'''
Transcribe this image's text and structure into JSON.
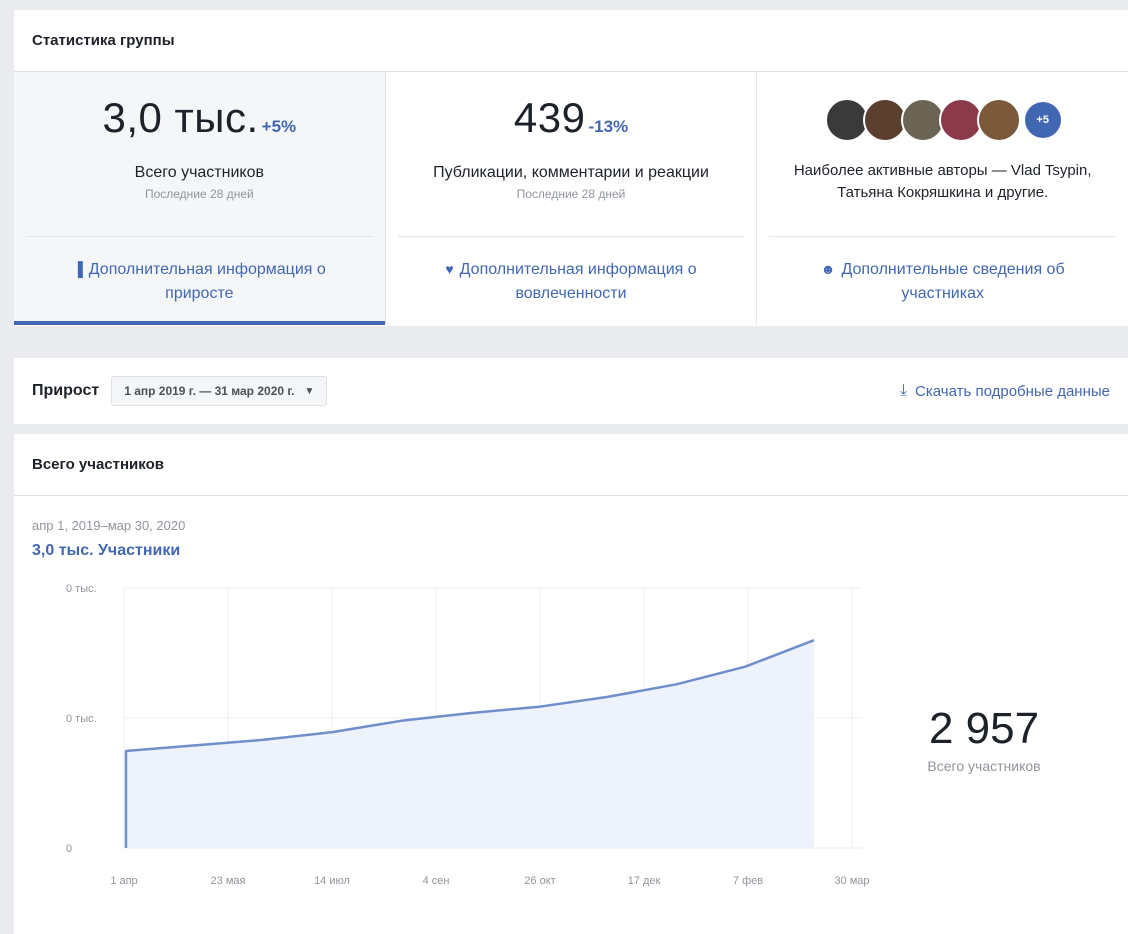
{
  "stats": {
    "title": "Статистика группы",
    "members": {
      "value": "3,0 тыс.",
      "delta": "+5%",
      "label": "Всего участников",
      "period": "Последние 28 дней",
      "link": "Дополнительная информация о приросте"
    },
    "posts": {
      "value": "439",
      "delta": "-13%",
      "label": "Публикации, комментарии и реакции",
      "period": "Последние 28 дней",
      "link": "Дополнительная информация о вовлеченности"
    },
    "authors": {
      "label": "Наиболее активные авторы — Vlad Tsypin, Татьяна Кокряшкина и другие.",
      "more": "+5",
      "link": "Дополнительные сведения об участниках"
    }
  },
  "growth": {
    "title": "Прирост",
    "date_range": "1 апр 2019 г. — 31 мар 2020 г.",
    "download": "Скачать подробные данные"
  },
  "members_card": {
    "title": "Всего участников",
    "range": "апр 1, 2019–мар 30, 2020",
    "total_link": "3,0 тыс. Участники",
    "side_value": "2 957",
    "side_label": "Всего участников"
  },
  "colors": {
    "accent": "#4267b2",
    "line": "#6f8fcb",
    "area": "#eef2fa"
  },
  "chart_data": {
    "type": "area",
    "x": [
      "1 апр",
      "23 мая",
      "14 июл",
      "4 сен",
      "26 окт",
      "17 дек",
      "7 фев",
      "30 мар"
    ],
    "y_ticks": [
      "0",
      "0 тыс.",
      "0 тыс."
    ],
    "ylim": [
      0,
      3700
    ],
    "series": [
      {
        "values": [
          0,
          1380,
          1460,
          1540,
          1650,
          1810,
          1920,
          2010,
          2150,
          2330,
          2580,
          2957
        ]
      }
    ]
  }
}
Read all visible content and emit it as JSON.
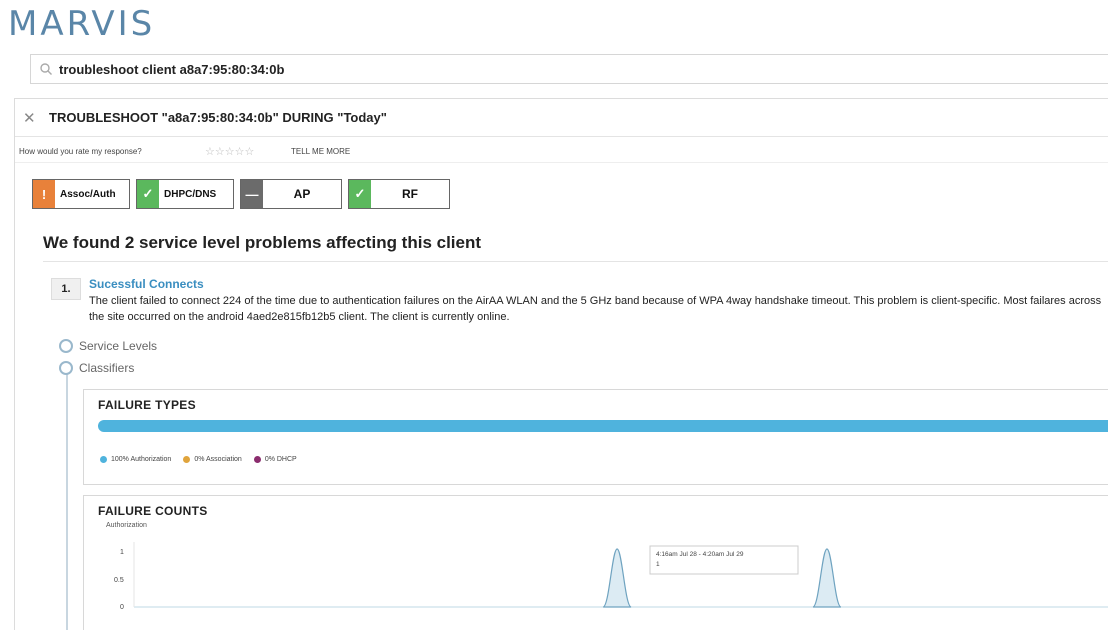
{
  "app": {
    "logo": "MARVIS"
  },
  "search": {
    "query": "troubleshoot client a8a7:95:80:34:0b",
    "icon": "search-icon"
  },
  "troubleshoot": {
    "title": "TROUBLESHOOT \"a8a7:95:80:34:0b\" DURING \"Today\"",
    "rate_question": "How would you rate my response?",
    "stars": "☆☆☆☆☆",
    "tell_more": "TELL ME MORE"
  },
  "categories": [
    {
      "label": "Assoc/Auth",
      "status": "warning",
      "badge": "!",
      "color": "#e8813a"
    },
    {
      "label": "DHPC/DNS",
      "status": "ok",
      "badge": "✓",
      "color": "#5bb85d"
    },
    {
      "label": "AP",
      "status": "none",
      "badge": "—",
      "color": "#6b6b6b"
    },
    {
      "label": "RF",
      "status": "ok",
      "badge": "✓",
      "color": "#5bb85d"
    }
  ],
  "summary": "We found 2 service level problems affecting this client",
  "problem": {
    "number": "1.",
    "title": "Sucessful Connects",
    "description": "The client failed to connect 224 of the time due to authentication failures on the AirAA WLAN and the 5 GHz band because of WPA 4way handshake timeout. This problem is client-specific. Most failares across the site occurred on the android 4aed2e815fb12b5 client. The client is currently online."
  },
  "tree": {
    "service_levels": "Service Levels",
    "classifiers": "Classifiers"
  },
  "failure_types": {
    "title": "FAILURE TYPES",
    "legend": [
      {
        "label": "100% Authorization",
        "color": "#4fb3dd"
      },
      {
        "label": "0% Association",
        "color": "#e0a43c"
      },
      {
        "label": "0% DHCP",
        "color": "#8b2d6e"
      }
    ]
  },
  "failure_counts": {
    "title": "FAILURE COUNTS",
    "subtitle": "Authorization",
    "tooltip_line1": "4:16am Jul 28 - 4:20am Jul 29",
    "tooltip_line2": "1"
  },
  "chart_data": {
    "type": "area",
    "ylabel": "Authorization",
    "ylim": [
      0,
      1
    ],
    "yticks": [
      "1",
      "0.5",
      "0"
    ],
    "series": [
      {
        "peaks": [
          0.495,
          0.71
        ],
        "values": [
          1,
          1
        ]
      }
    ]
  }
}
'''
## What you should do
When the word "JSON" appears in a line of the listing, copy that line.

## Reply
Transcribe this image's text and structure into JSON.
Read all visible content and emit it as JSON.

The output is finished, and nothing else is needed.